Even if the company does not manufacture its own products, it is ultimately responsible for selling a product that complies with all applicable laws. FDA has issued numerous Warning Letters in the past few years to private label distributors for GMP issues, which include reminders that while companies may contract out certain manufacturing operations, they cannot contract out the ultimate responsibility to ensure products are manufactured pursuant to GMPs. The question is how much oversight the private label distributor is required to exercise. A good manufacturing agreement helps address this and also makes it easier for the company to obtain information needed to defend a cease and desist notice.
A manufacturing agreement should clearly define each side’s rights and responsibilities. A few key points for private label distributors to consider include:
· The manufacturer’s duty to comply with GMP regulations and allow for regular GMP audits by an independent third party.
· The right to obtain copies of any manufacturing records, with a provision for expedited production (e.g., within 48 hours) in emergency situations, such as a government investigation.
· Copies of analytic test results for each manufacturing lot within each shipment of finished products, or written certification of compliance by the manufacturer.
· An indemnification provision holding the manufacturer responsible for any monetary losses incurred as a result of a government investigation, as a well as consumer claims and lawsuits that are related to product manufacturing. This provision should include payment of the legal fees and other costs (e.g., expert consultants) reasonably necessary to defend against such actions.

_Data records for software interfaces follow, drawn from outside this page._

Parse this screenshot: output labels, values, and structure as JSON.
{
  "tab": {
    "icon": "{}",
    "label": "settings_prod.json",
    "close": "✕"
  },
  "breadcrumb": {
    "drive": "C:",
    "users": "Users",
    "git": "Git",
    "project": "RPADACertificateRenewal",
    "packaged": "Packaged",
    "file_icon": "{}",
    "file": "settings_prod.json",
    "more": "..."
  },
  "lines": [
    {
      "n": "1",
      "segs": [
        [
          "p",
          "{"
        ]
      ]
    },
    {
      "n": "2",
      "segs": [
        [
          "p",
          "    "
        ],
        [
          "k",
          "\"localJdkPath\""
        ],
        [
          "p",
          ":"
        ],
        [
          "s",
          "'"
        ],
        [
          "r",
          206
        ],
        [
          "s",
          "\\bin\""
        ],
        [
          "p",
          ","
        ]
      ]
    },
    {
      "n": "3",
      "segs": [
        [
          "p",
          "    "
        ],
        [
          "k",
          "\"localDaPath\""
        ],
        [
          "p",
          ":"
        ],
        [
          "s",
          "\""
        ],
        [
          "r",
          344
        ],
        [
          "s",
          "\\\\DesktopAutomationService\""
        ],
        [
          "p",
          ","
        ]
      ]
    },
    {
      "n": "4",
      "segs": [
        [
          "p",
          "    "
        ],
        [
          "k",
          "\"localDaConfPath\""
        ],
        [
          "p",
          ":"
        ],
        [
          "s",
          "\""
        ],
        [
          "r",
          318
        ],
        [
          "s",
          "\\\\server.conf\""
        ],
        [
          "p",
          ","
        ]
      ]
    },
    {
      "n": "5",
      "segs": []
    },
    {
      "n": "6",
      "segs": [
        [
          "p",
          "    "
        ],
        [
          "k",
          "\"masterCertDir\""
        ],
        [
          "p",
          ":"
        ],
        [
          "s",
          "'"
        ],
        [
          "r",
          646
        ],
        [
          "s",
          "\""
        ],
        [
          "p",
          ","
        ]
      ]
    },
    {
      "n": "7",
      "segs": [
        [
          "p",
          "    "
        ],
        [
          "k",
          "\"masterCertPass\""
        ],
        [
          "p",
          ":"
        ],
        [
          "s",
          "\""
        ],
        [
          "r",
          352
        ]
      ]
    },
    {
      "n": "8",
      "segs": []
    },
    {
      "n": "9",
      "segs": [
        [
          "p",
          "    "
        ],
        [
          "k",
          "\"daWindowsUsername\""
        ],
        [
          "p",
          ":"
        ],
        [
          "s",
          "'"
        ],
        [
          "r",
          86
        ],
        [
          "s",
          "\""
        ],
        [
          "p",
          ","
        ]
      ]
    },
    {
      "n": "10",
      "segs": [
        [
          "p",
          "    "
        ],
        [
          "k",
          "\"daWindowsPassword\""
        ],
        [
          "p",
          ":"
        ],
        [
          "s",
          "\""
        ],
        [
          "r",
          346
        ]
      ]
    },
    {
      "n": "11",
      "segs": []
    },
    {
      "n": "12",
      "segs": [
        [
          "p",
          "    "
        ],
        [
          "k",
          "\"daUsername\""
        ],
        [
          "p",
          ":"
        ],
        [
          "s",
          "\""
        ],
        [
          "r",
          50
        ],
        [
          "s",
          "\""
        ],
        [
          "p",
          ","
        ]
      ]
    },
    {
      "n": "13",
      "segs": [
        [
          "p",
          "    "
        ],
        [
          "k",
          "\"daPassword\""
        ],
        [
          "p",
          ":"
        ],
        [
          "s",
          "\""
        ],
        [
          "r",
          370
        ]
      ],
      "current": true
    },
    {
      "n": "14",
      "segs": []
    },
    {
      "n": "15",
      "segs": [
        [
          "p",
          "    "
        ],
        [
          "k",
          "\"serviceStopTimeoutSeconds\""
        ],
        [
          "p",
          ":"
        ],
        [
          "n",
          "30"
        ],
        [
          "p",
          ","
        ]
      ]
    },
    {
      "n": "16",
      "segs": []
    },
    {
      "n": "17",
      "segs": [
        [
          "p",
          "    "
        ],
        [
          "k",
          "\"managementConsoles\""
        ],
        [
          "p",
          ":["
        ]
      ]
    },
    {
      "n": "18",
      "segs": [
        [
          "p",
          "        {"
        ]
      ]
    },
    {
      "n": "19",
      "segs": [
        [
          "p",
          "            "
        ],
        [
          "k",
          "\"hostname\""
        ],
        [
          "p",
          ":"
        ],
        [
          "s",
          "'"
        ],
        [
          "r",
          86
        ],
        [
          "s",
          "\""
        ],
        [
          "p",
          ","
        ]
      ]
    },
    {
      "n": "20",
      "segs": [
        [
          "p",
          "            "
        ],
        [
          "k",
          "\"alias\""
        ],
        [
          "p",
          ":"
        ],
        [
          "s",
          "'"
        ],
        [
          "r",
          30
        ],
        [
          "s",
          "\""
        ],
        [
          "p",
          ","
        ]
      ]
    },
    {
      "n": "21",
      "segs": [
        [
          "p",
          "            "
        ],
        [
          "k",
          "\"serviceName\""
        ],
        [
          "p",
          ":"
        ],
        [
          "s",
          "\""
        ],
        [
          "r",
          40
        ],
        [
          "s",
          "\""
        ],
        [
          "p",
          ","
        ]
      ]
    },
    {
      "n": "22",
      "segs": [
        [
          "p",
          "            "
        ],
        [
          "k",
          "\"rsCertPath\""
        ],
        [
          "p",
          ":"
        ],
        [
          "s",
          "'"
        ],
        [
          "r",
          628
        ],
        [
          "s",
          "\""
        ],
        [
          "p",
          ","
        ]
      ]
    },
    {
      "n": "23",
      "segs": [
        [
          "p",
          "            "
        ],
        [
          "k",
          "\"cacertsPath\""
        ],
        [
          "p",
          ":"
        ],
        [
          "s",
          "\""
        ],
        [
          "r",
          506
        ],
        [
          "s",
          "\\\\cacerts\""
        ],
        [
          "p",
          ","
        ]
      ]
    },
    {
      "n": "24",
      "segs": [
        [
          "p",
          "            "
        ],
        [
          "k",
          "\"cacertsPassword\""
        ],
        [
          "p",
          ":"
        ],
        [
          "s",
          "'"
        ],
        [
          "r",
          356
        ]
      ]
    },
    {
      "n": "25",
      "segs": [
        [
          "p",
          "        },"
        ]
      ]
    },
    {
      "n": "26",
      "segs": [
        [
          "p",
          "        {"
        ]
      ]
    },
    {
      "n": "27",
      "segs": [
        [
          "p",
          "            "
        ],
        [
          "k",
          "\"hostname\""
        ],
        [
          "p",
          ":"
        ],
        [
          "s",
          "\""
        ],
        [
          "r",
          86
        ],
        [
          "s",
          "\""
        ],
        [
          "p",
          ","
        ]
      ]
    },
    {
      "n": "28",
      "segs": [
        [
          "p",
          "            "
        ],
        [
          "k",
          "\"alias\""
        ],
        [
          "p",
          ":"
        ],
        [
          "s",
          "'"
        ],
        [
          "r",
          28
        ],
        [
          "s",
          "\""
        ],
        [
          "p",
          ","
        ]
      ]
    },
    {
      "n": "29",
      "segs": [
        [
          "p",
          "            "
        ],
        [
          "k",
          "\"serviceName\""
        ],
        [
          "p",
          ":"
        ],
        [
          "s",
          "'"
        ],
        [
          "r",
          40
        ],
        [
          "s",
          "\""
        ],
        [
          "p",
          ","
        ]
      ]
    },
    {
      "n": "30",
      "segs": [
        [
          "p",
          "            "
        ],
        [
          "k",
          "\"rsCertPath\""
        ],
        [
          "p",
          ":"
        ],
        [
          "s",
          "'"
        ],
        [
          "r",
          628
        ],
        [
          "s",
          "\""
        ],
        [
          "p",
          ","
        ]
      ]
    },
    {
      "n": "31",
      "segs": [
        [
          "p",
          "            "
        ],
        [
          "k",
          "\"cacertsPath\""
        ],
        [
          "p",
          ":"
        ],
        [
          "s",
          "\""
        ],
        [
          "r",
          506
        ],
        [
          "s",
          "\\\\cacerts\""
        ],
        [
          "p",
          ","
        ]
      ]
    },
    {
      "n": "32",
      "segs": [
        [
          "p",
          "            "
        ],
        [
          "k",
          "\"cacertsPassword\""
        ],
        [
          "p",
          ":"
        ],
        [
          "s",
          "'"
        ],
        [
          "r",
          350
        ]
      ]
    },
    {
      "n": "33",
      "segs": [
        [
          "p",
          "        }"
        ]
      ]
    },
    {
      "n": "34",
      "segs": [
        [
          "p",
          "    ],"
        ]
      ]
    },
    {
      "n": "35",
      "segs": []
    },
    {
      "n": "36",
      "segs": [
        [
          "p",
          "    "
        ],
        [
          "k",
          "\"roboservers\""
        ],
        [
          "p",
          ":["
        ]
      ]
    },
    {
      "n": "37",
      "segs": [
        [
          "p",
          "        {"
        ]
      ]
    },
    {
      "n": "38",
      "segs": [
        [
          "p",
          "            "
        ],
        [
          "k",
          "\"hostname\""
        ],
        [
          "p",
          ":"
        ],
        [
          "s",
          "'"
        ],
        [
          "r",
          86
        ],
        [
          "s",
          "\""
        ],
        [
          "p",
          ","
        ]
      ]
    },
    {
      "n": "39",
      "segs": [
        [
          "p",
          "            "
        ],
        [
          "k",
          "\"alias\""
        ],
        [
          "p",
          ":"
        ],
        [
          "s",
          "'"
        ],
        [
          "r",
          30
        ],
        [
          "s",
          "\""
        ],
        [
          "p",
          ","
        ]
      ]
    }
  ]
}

Compliance with GMPs must be non-negotiable. The other items are common practice, but they are subject to negotiation like most terms of a contract.
Another action the private label distributor can take to prepare for a cease and desist notice is to make periodic requests for GMP records. This will help ensure that critical documents can be obtained if needed on a short deadline. The people who make these periodic requests should be the same people who would be called upon for responding to a cease and desist notice.
Antonio Gallegos, Greenberg Traurig LLP, Denver office, provides regulatory compliance, dispute resolution and trial strategies for the food, dietary supplement and medical device industries. He represents businesses and individuals in lawsuits, arbitrations, mediations, government investigations and regulatory enforcement actions. Gallegos also advises on compliance with regulations administered by FDA, FTC, U.S. Department of Agriculture (USDA), Drug Enforcement Administration (DEA) and similar state-level agencies.